Segment Start: Given data
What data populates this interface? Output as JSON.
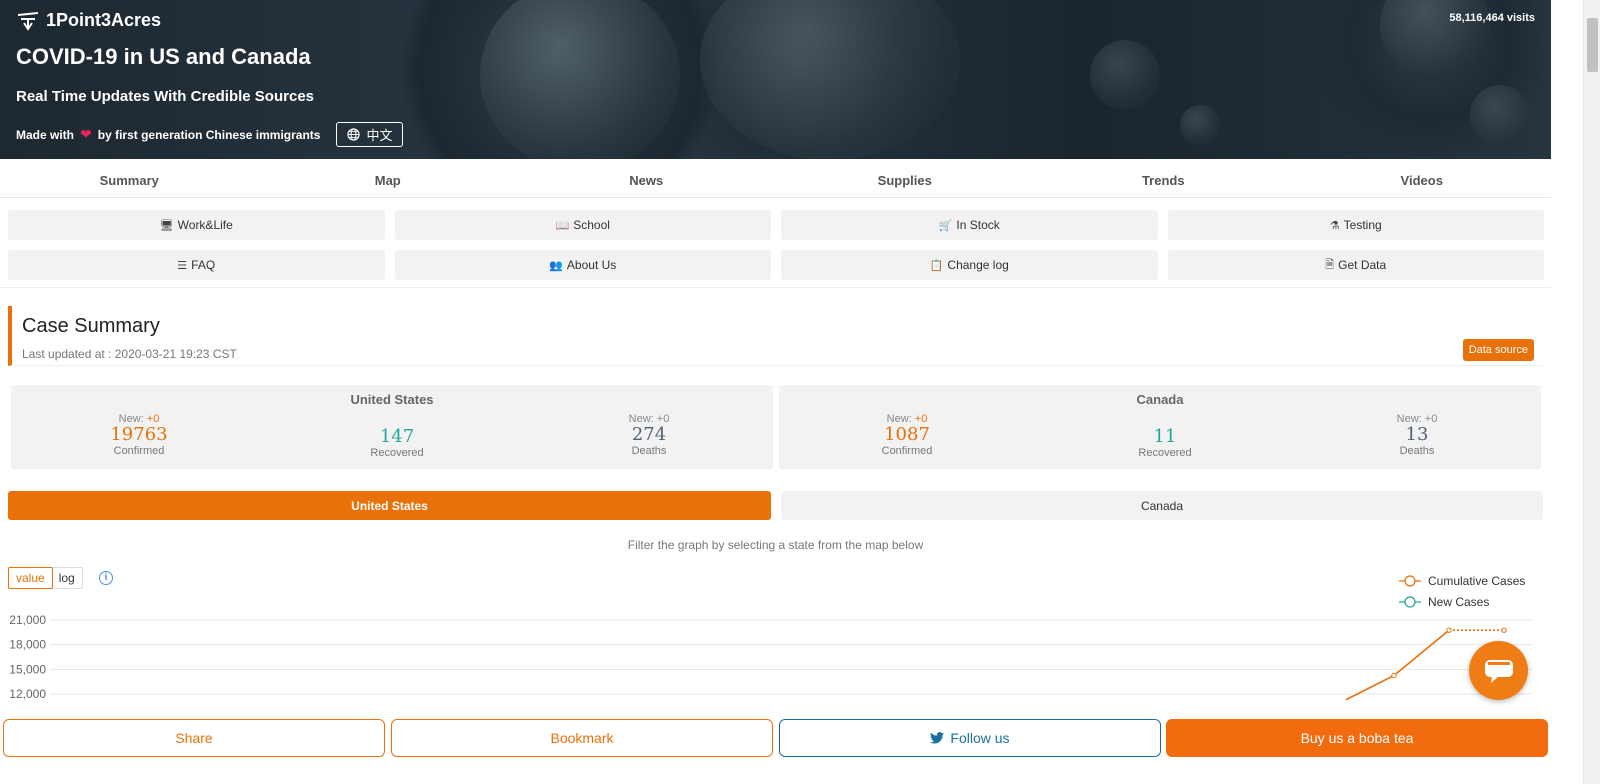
{
  "header": {
    "brand": "1Point3Acres",
    "title": "COVID-19 in US and Canada",
    "subtitle": "Real Time Updates With Credible Sources",
    "made_prefix": "Made with",
    "made_suffix": "by first generation Chinese immigrants",
    "lang_button": "中文",
    "visits": "58,116,464 visits"
  },
  "nav": {
    "tabs": [
      "Summary",
      "Map",
      "News",
      "Supplies",
      "Trends",
      "Videos"
    ]
  },
  "subnav": {
    "items": [
      {
        "label": "Work&Life",
        "icon": "monitor-icon"
      },
      {
        "label": "School",
        "icon": "book-icon"
      },
      {
        "label": "In Stock",
        "icon": "cart-icon"
      },
      {
        "label": "Testing",
        "icon": "flask-icon"
      },
      {
        "label": "FAQ",
        "icon": "list-icon"
      },
      {
        "label": "About Us",
        "icon": "team-icon"
      },
      {
        "label": "Change log",
        "icon": "copy-icon"
      },
      {
        "label": "Get Data",
        "icon": "document-icon"
      }
    ]
  },
  "summary": {
    "title": "Case Summary",
    "updated": "Last updated at : 2020-03-21 19:23 CST",
    "data_source": "Data source",
    "countries": [
      {
        "name": "United States",
        "confirmed": {
          "new_label": "New:",
          "new": "+0",
          "value": "19763",
          "label": "Confirmed"
        },
        "recovered": {
          "value": "147",
          "label": "Recovered"
        },
        "deaths": {
          "new_label": "New:",
          "new": "+0",
          "value": "274",
          "label": "Deaths"
        }
      },
      {
        "name": "Canada",
        "confirmed": {
          "new_label": "New:",
          "new": "+0",
          "value": "1087",
          "label": "Confirmed"
        },
        "recovered": {
          "value": "11",
          "label": "Recovered"
        },
        "deaths": {
          "new_label": "New:",
          "new": "+0",
          "value": "13",
          "label": "Deaths"
        }
      }
    ]
  },
  "toggle": {
    "us": "United States",
    "ca": "Canada"
  },
  "filter_hint": "Filter the graph by selecting a state from the map below",
  "scale": {
    "value": "value",
    "log": "log",
    "info": "i"
  },
  "chart_data": {
    "type": "line",
    "yticks": [
      "21,000",
      "18,000",
      "15,000",
      "12,000"
    ],
    "legend": [
      "Cumulative Cases",
      "New Cases"
    ],
    "legend_position": "top-right",
    "series": [
      {
        "name": "Cumulative Cases",
        "color": "#e8710a",
        "values": [
          11300,
          14250,
          19763,
          19763
        ]
      }
    ]
  },
  "bottom": {
    "share": "Share",
    "bookmark": "Bookmark",
    "follow": "Follow us",
    "boba": "Buy us a boba tea"
  },
  "colors": {
    "accent": "#e8710a",
    "teal": "#26a69a",
    "twitter": "#1b6f9e"
  }
}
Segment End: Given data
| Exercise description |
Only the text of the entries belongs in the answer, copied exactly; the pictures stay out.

| Response to the exercise |
What data populates this interface? Output as JSON.
{
  "header": {
    "brand": "1Point3Acres",
    "title": "COVID-19 in US and Canada",
    "subtitle": "Real Time Updates With Credible Sources",
    "made_prefix": "Made with",
    "made_suffix": "by first generation Chinese immigrants",
    "lang_button": "中文",
    "visits": "58,116,464 visits"
  },
  "nav": {
    "tabs": [
      "Summary",
      "Map",
      "News",
      "Supplies",
      "Trends",
      "Videos"
    ]
  },
  "subnav": {
    "items": [
      {
        "label": "Work&Life",
        "icon": "monitor-icon"
      },
      {
        "label": "School",
        "icon": "book-icon"
      },
      {
        "label": "In Stock",
        "icon": "cart-icon"
      },
      {
        "label": "Testing",
        "icon": "flask-icon"
      },
      {
        "label": "FAQ",
        "icon": "list-icon"
      },
      {
        "label": "About Us",
        "icon": "team-icon"
      },
      {
        "label": "Change log",
        "icon": "copy-icon"
      },
      {
        "label": "Get Data",
        "icon": "document-icon"
      }
    ]
  },
  "summary": {
    "title": "Case Summary",
    "updated": "Last updated at : 2020-03-21 19:23 CST",
    "data_source": "Data source",
    "countries": [
      {
        "name": "United States",
        "confirmed": {
          "new_label": "New:",
          "new": "+0",
          "value": "19763",
          "label": "Confirmed"
        },
        "recovered": {
          "value": "147",
          "label": "Recovered"
        },
        "deaths": {
          "new_label": "New:",
          "new": "+0",
          "value": "274",
          "label": "Deaths"
        }
      },
      {
        "name": "Canada",
        "confirmed": {
          "new_label": "New:",
          "new": "+0",
          "value": "1087",
          "label": "Confirmed"
        },
        "recovered": {
          "value": "11",
          "label": "Recovered"
        },
        "deaths": {
          "new_label": "New:",
          "new": "+0",
          "value": "13",
          "label": "Deaths"
        }
      }
    ]
  },
  "toggle": {
    "us": "United States",
    "ca": "Canada"
  },
  "filter_hint": "Filter the graph by selecting a state from the map below",
  "scale": {
    "value": "value",
    "log": "log",
    "info": "i"
  },
  "chart_data": {
    "type": "line",
    "yticks": [
      "21,000",
      "18,000",
      "15,000",
      "12,000"
    ],
    "legend": [
      "Cumulative Cases",
      "New Cases"
    ],
    "legend_position": "top-right",
    "series": [
      {
        "name": "Cumulative Cases",
        "color": "#e8710a",
        "values": [
          11300,
          14250,
          19763,
          19763
        ]
      }
    ]
  },
  "bottom": {
    "share": "Share",
    "bookmark": "Bookmark",
    "follow": "Follow us",
    "boba": "Buy us a boba tea"
  },
  "colors": {
    "accent": "#e8710a",
    "teal": "#26a69a",
    "twitter": "#1b6f9e"
  }
}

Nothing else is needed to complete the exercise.